#### MATERIAL FOR THIS EXERCISE ####

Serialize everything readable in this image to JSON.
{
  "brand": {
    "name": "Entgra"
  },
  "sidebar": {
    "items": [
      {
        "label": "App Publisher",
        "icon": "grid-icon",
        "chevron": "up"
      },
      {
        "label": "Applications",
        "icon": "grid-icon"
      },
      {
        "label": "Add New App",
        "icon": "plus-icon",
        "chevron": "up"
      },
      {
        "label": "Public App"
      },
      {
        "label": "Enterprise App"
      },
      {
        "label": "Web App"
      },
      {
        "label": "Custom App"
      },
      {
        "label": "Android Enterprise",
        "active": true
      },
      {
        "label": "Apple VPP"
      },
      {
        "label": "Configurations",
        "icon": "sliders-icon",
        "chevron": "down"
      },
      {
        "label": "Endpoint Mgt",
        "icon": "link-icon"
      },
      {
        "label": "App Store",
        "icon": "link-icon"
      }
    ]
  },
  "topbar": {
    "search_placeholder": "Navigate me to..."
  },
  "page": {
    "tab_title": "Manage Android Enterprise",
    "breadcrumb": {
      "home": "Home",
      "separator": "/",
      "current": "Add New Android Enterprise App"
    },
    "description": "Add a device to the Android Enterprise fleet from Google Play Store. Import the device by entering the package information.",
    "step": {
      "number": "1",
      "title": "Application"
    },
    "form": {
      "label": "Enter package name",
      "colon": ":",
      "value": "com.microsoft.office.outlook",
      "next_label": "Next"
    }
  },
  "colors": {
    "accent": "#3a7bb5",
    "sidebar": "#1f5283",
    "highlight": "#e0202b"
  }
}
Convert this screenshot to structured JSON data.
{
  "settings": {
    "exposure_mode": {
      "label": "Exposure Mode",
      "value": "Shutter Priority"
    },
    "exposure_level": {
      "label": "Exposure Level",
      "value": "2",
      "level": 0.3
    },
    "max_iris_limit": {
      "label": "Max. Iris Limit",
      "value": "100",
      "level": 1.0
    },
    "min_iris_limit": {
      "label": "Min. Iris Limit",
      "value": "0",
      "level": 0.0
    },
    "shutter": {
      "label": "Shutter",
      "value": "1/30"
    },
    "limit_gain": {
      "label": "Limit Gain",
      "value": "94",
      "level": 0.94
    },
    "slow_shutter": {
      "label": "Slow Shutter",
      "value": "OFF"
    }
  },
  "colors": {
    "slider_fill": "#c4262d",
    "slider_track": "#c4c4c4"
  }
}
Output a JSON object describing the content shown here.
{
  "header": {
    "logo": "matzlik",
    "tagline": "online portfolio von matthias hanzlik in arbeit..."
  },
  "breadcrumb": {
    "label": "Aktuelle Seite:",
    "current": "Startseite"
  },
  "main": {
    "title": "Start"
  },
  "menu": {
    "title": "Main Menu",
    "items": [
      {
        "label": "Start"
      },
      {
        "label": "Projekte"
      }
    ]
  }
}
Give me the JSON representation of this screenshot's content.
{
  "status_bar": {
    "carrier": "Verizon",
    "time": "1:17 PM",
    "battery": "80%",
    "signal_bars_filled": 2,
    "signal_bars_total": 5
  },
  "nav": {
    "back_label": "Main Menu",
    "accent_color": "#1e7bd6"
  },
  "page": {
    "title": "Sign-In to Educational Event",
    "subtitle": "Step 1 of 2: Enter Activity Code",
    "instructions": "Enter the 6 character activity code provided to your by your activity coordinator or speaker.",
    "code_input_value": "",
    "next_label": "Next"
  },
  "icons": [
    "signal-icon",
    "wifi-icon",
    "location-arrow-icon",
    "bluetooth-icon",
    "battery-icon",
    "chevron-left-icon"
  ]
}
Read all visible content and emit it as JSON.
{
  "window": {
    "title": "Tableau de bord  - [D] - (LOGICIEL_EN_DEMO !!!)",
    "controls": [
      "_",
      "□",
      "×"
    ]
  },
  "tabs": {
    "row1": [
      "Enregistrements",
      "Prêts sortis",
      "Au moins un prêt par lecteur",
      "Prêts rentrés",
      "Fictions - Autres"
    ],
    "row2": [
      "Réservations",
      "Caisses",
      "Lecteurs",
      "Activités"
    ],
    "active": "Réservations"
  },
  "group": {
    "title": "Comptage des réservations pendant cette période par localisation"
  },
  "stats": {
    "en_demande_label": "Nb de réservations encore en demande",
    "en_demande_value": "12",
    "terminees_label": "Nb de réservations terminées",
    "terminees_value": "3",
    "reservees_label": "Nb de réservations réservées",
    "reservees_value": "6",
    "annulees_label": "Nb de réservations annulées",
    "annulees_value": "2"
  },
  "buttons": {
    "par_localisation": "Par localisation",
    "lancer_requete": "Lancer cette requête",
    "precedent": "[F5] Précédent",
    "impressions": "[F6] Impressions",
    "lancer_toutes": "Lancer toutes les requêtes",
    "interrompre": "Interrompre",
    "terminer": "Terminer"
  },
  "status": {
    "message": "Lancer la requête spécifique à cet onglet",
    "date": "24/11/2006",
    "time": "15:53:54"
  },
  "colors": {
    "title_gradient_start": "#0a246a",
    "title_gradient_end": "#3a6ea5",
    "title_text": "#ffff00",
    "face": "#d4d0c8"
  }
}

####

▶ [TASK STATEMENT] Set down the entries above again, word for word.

▶ [WORKED SOLUTION]
Serialize everything readable in this image to JSON.
{
  "brand": {
    "name": "Entgra"
  },
  "sidebar": {
    "items": [
      {
        "label": "App Publisher",
        "icon": "grid-icon",
        "chevron": "up"
      },
      {
        "label": "Applications",
        "icon": "grid-icon"
      },
      {
        "label": "Add New App",
        "icon": "plus-icon",
        "chevron": "up"
      },
      {
        "label": "Public App"
      },
      {
        "label": "Enterprise App"
      },
      {
        "label": "Web App"
      },
      {
        "label": "Custom App"
      },
      {
        "label": "Android Enterprise",
        "active": true
      },
      {
        "label": "Apple VPP"
      },
      {
        "label": "Configurations",
        "icon": "sliders-icon",
        "chevron": "down"
      },
      {
        "label": "Endpoint Mgt",
        "icon": "link-icon"
      },
      {
        "label": "App Store",
        "icon": "link-icon"
      }
    ]
  },
  "topbar": {
    "search_placeholder": "Navigate me to..."
  },
  "page": {
    "tab_title": "Manage Android Enterprise",
    "breadcrumb": {
      "home": "Home",
      "separator": "/",
      "current": "Add New Android Enterprise App"
    },
    "description": "Add a device to the Android Enterprise fleet from Google Play Store. Import the device by entering the package information.",
    "step": {
      "number": "1",
      "title": "Application"
    },
    "form": {
      "label": "Enter package name",
      "colon": ":",
      "value": "com.microsoft.office.outlook",
      "next_label": "Next"
    }
  },
  "colors": {
    "accent": "#3a7bb5",
    "sidebar": "#1f5283",
    "highlight": "#e0202b"
  }
}
Convert this screenshot to structured JSON data.
{
  "settings": {
    "exposure_mode": {
      "label": "Exposure Mode",
      "value": "Shutter Priority"
    },
    "exposure_level": {
      "label": "Exposure Level",
      "value": "2",
      "level": 0.3
    },
    "max_iris_limit": {
      "label": "Max. Iris Limit",
      "value": "100",
      "level": 1.0
    },
    "min_iris_limit": {
      "label": "Min. Iris Limit",
      "value": "0",
      "level": 0.0
    },
    "shutter": {
      "label": "Shutter",
      "value": "1/30"
    },
    "limit_gain": {
      "label": "Limit Gain",
      "value": "94",
      "level": 0.94
    },
    "slow_shutter": {
      "label": "Slow Shutter",
      "value": "OFF"
    }
  },
  "colors": {
    "slider_fill": "#c4262d",
    "slider_track": "#c4c4c4"
  }
}
Output a JSON object describing the content shown here.
{
  "header": {
    "logo": "matzlik",
    "tagline": "online portfolio von matthias hanzlik in arbeit..."
  },
  "breadcrumb": {
    "label": "Aktuelle Seite:",
    "current": "Startseite"
  },
  "main": {
    "title": "Start"
  },
  "menu": {
    "title": "Main Menu",
    "items": [
      {
        "label": "Start"
      },
      {
        "label": "Projekte"
      }
    ]
  }
}
Give me the JSON representation of this screenshot's content.
{
  "status_bar": {
    "carrier": "Verizon",
    "time": "1:17 PM",
    "battery": "80%",
    "signal_bars_filled": 2,
    "signal_bars_total": 5
  },
  "nav": {
    "back_label": "Main Menu",
    "accent_color": "#1e7bd6"
  },
  "page": {
    "title": "Sign-In to Educational Event",
    "subtitle": "Step 1 of 2: Enter Activity Code",
    "instructions": "Enter the 6 character activity code provided to your by your activity coordinator or speaker.",
    "code_input_value": "",
    "next_label": "Next"
  },
  "icons": [
    "signal-icon",
    "wifi-icon",
    "location-arrow-icon",
    "bluetooth-icon",
    "battery-icon",
    "chevron-left-icon"
  ]
}
Read all visible content and emit it as JSON.
{
  "window": {
    "title": "Tableau de bord  - [D] - (LOGICIEL_EN_DEMO !!!)",
    "controls": [
      "_",
      "□",
      "×"
    ]
  },
  "tabs": {
    "row1": [
      "Enregistrements",
      "Prêts sortis",
      "Au moins un prêt par lecteur",
      "Prêts rentrés",
      "Fictions - Autres"
    ],
    "row2": [
      "Réservations",
      "Caisses",
      "Lecteurs",
      "Activités"
    ],
    "active": "Réservations"
  },
  "group": {
    "title": "Comptage des réservations pendant cette période par localisation"
  },
  "stats": {
    "en_demande_label": "Nb de réservations encore en demande",
    "en_demande_value": "12",
    "terminees_label": "Nb de réservations terminées",
    "terminees_value": "3",
    "reservees_label": "Nb de réservations réservées",
    "reservees_value": "6",
    "annulees_label": "Nb de réservations annulées",
    "annulees_value": "2"
  },
  "buttons": {
    "par_localisation": "Par localisation",
    "lancer_requete": "Lancer cette requête",
    "precedent": "[F5] Précédent",
    "impressions": "[F6] Impressions",
    "lancer_toutes": "Lancer toutes les requêtes",
    "interrompre": "Interrompre",
    "terminer": "Terminer"
  },
  "status": {
    "message": "Lancer la requête spécifique à cet onglet",
    "date": "24/11/2006",
    "time": "15:53:54"
  },
  "colors": {
    "title_gradient_start": "#0a246a",
    "title_gradient_end": "#3a6ea5",
    "title_text": "#ffff00",
    "face": "#d4d0c8"
  }
}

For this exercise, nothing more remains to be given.